Zev hung the clock in a back room of the inn, wound it up, gave the pendulum a swing, and the clock began ticking away. Every hour the clock rang out the time in an appropriate number of chimes.
At first, Zev and his wife were thrilled when they heard the clock chime, but as time passed, they paid it little attention.
Years later a rabbi came to stay at the inn and was given the room where the clock hung.
That night, Zev, though exhausted, could not sleep. From the rabbi's room came sounds of beautiful singing and the sound of dancing. And when the clock struck the hour, the music took on an added quality of joy!
Zev decided he would ask the rabbi in the morning what this great joy was all about. With this thought in mind, he fell fast asleep.
The following morning, the rabbi, as if reading Zev's mind, said:
"You must be wondering why I was so joyous last night, but I am wondering where you got the clock!
Zev could not understand the connection between of the two things but told the Rabbi the story of rabbi Yosef and how he acquired the clock.
"I see you have no idea what a bargain you got," said the Rabbi. "This clock belonged to my saintly rabbi, the Seer of Lublin. As soon as I heard the chiming, I recognized it!"
"A clock is a clock," mumbled Zev.
"Let me explain what a clock really is," offered the Rabbi. "People think a clock is for the telling them when to get up, go to work, eat, sleep. That is nonsense. People lived for thousands of years without clocks. An animal doesn't need a clock to show it when to do these things."
"True," said Zev, waiting for more.
"A clock reminds people that there is such a thing as time in this world. When G-d created the world, He created time. The minute and hour hand on the clock remind us that each minute and every hour G-d gives life to the whole world and sustains us.
"A clock is indeed a great thing," Zev called out enthusiastically.
"That is not all," continued the rabbi. "The clock also reminds us that time is passing, and we must watch and guard it. Anything lost can be found, except for time, which can never be recovered. When the clock chimes, it makes us consider if we have filled the passing hour in a worthwhile manner."
"Oh, Rabbi, when I think of how many hours I have wasted," Zev cried out.
"Don't be downhearted," the rabbi said encouragingly. "Do you know that the Hebrew word for hour also means 'a turn'? Do you know what 'a turn' is? Imagine a person walking carelessly along a dangerous road, till he reaches a cliff. Suddenly, he realizes where he is and quickly turns around.
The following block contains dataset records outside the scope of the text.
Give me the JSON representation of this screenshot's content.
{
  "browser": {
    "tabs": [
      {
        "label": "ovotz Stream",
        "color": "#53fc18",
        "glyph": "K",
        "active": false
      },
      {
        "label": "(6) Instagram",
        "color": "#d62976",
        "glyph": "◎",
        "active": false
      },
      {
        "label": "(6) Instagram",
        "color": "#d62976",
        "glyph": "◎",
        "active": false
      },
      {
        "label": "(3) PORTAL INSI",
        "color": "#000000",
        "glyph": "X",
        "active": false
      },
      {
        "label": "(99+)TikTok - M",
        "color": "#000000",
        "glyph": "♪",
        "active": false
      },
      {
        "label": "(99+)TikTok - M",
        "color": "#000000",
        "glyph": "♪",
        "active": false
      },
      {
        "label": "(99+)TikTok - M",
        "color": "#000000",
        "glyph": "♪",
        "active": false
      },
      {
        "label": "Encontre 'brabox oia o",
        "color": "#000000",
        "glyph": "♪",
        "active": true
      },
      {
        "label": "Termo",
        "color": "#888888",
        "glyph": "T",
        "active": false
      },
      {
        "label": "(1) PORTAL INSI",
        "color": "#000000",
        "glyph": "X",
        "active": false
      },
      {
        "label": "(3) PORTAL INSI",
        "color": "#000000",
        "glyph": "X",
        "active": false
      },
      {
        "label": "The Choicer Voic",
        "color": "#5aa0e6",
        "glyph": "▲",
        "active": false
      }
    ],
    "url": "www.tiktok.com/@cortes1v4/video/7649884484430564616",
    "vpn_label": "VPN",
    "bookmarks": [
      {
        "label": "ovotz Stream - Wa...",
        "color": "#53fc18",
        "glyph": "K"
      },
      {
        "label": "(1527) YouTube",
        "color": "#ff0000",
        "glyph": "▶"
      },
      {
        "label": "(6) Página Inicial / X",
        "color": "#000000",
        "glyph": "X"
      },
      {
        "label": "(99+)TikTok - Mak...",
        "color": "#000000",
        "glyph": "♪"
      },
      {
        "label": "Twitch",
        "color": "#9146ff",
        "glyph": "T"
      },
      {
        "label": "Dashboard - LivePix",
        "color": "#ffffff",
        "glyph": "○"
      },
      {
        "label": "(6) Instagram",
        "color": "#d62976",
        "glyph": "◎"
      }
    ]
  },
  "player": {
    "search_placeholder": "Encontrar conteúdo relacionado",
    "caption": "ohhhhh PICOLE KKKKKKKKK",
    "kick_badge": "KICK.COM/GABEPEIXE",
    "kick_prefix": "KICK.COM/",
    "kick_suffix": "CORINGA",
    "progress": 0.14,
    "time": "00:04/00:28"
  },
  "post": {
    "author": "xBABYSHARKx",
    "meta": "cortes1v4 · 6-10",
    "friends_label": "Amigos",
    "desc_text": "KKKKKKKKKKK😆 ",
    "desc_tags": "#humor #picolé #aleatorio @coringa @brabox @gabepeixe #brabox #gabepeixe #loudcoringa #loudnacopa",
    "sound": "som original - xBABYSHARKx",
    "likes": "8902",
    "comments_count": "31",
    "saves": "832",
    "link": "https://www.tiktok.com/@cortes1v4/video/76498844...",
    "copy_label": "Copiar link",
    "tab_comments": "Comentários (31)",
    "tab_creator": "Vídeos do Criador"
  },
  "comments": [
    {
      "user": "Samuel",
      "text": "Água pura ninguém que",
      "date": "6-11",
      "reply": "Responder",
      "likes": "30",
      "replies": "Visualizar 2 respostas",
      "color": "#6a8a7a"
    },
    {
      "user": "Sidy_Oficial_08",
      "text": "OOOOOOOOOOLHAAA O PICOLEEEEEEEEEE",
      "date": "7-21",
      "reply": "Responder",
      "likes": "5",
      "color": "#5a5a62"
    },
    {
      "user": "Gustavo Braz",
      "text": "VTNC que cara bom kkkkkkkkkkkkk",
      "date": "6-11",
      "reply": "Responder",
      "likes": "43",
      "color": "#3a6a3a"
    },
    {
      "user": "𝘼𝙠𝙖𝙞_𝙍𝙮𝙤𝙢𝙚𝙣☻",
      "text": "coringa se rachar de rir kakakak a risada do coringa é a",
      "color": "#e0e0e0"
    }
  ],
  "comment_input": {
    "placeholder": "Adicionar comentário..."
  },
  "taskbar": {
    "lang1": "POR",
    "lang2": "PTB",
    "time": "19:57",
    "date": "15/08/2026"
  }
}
This turn immediately saves him, even before he has managed to take the steps away from the danger. In one hour or with one turn toward the right path a person can change his whole life."
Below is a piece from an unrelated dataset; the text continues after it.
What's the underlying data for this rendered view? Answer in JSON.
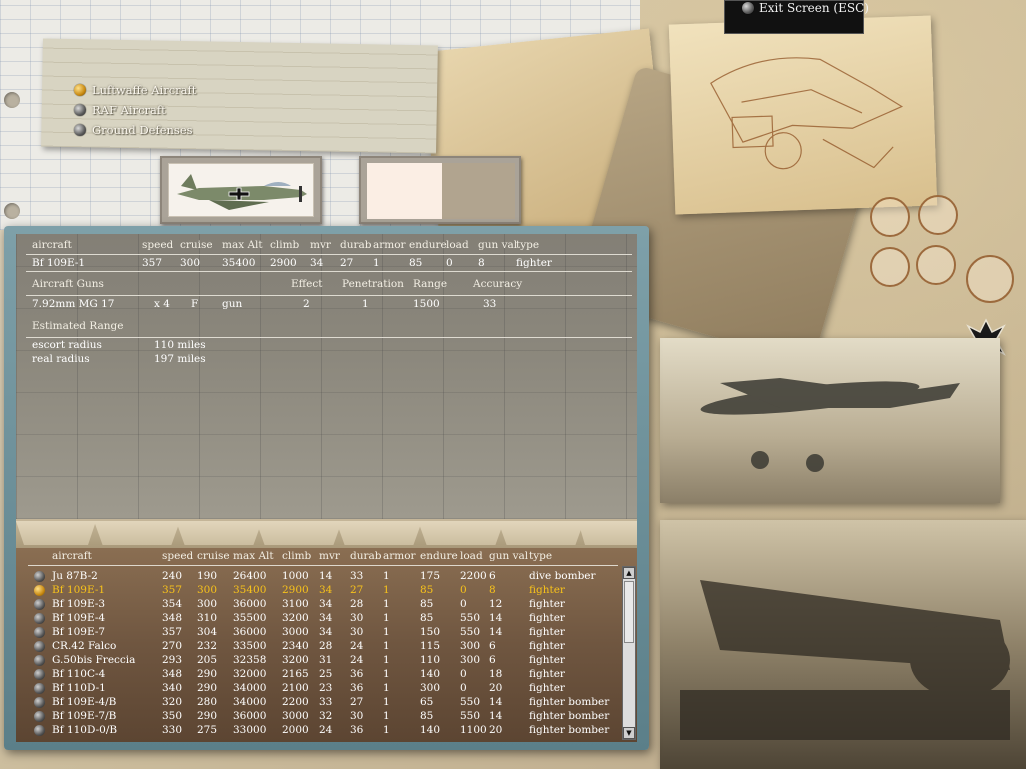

"How wonderful!" Zev marveled.
"Now, I shall tell you the really exciting secret of this clock, the clock of my saintly Rebbe.
"This clock is exceptionally perfect and wonderful, for in addition to all the previously mentioned virtues, the clock has a most happy chime. Every chime rings out like a message of good news, as if to tell us that an hour of Exile has passed and we are now one hour nearer to the complete and final Redemption with Moshiach."
"Now," the Rabbi asked Zev, "Can you understand why I rejoiced so much the whole night? I heard the chime of the clock, recognized it, and celebrated with fervor."
This world is the period of the battle between material existence and spirituality, between good and evil: "One nation shall contend with the other" (Genesis 25:23), with the good sometimes prevailing and sometimes the evil. In the days of Moshiach, when the Jewish people will have completed the battle - when the good will have been sorted out from the evil and the evil from the good - and they will go out of exile, they will attain the perfect state of man that existed before the sin of the Tree of Knowledge.
(Teshuvos U'Biurim of the Lubavitcher Rebbe)